START THE RECORDS

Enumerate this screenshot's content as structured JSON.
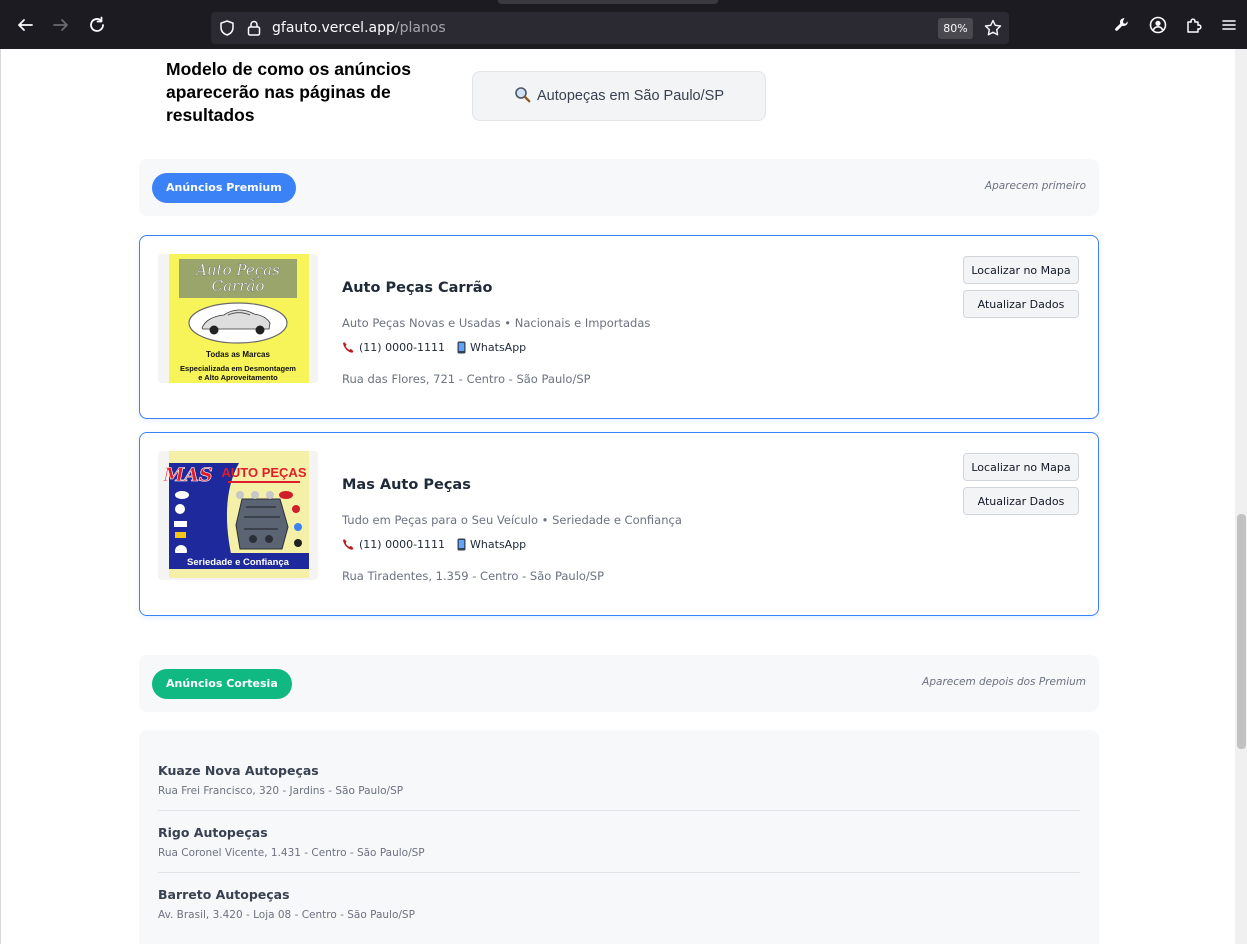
{
  "browser": {
    "url_domain": "gfauto.vercel.app",
    "url_path": "/planos",
    "zoom": "80%"
  },
  "header": {
    "title": "Modelo de como os anúncios aparecerão nas páginas de resultados",
    "search_example": "Autopeças em São Paulo/SP"
  },
  "premium": {
    "badge": "Anúncios Premium",
    "note": "Aparecem primeiro",
    "ads": [
      {
        "name": "Auto Peças Carrão",
        "description": "Auto Peças Novas e Usadas • Nacionais e Importadas",
        "phone": "(11) 0000-1111",
        "whatsapp": "WhatsApp",
        "address": "Rua das Flores, 721 - Centro - São Paulo/SP",
        "map_button": "Localizar no Mapa",
        "update_button": "Atualizar Dados",
        "logo": {
          "line1": "Auto Peças",
          "line2": "Carrão",
          "line3": "Todas as Marcas",
          "line4": "Especializada em Desmontagem",
          "line5": "e Alto Aproveitamento"
        }
      },
      {
        "name": "Mas Auto Peças",
        "description": "Tudo em Peças para o Seu Veículo • Seriedade e Confiança",
        "phone": "(11) 0000-1111",
        "whatsapp": "WhatsApp",
        "address": "Rua Tiradentes, 1.359 - Centro - São Paulo/SP",
        "map_button": "Localizar no Mapa",
        "update_button": "Atualizar Dados",
        "logo": {
          "mark": "MAS",
          "title": "AUTO PEÇAS",
          "footer": "Seriedade e Confiança"
        }
      }
    ]
  },
  "courtesy": {
    "badge": "Anúncios Cortesia",
    "note": "Aparecem depois dos Premium",
    "items": [
      {
        "name": "Kuaze Nova Autopeças",
        "address": "Rua Frei Francisco, 320 - Jardins - São Paulo/SP"
      },
      {
        "name": "Rigo Autopeças",
        "address": "Rua Coronel Vicente, 1.431 - Centro - São Paulo/SP"
      },
      {
        "name": "Barreto Autopeças",
        "address": "Av. Brasil, 3.420 - Loja 08 - Centro - São Paulo/SP"
      }
    ]
  },
  "colors": {
    "premium_accent": "#3b82f6",
    "courtesy_accent": "#10b981",
    "browser_chrome": "#1c1b22"
  }
}
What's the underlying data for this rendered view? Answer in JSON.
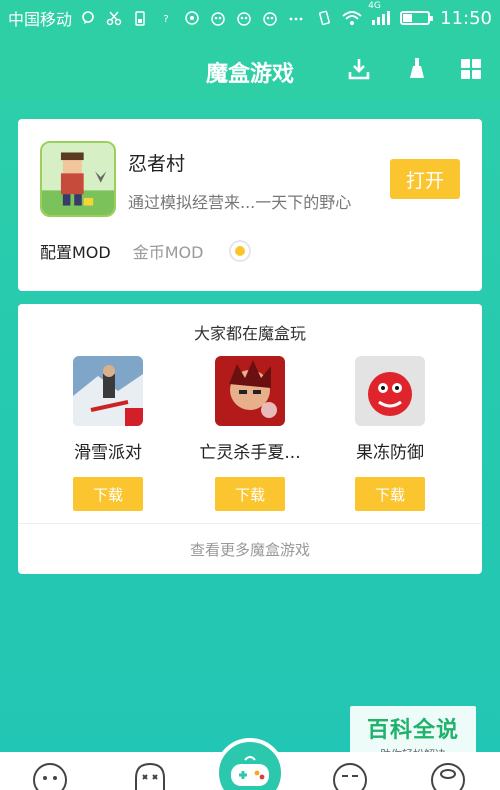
{
  "status_bar": {
    "carrier": "中国移动",
    "network": "4G",
    "time": "11:50",
    "battery_level": 0.35,
    "icons": [
      "chat-icon",
      "scissors-icon",
      "battery-saver-icon",
      "signal-question-icon",
      "game-icon",
      "owl-icon",
      "owl-icon",
      "owl-icon",
      "more-icon",
      "vibrate-icon",
      "wifi-icon",
      "cell-signal-icon"
    ]
  },
  "header": {
    "title": "魔盒游戏",
    "icons": [
      "download-icon",
      "clean-icon",
      "grid-icon"
    ]
  },
  "app_card": {
    "name": "忍者村",
    "description": "通过模拟经营来...一天下的野心",
    "open_label": "打开",
    "mods": [
      "配置MOD",
      "金币MOD"
    ],
    "selected_mod": "配置MOD"
  },
  "recommend": {
    "title": "大家都在魔盒玩",
    "games": [
      {
        "name": "滑雪派对",
        "download_label": "下载",
        "icon": "skiing-game-icon"
      },
      {
        "name": "亡灵杀手夏...",
        "download_label": "下载",
        "icon": "undead-slayer-icon"
      },
      {
        "name": "果冻防御",
        "download_label": "下载",
        "icon": "jelly-defense-icon"
      }
    ],
    "more_label": "查看更多魔盒游戏"
  },
  "watermark": {
    "title": "百科全说",
    "subtitle": "助你轻松解决"
  },
  "bottom_nav": {
    "items": [
      "face-icon",
      "ghost-icon",
      "gamepad-icon",
      "smile-icon",
      "pig-icon"
    ]
  },
  "colors": {
    "accent": "#2fcfa6",
    "button": "#fbc530"
  }
}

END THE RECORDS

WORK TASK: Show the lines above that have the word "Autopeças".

RESULT:
    "search_example": "Autopeças em São Paulo/SP"
        "name": "Kuaze Nova Autopeças",
        "name": "Rigo Autopeças",
        "name": "Barreto Autopeças",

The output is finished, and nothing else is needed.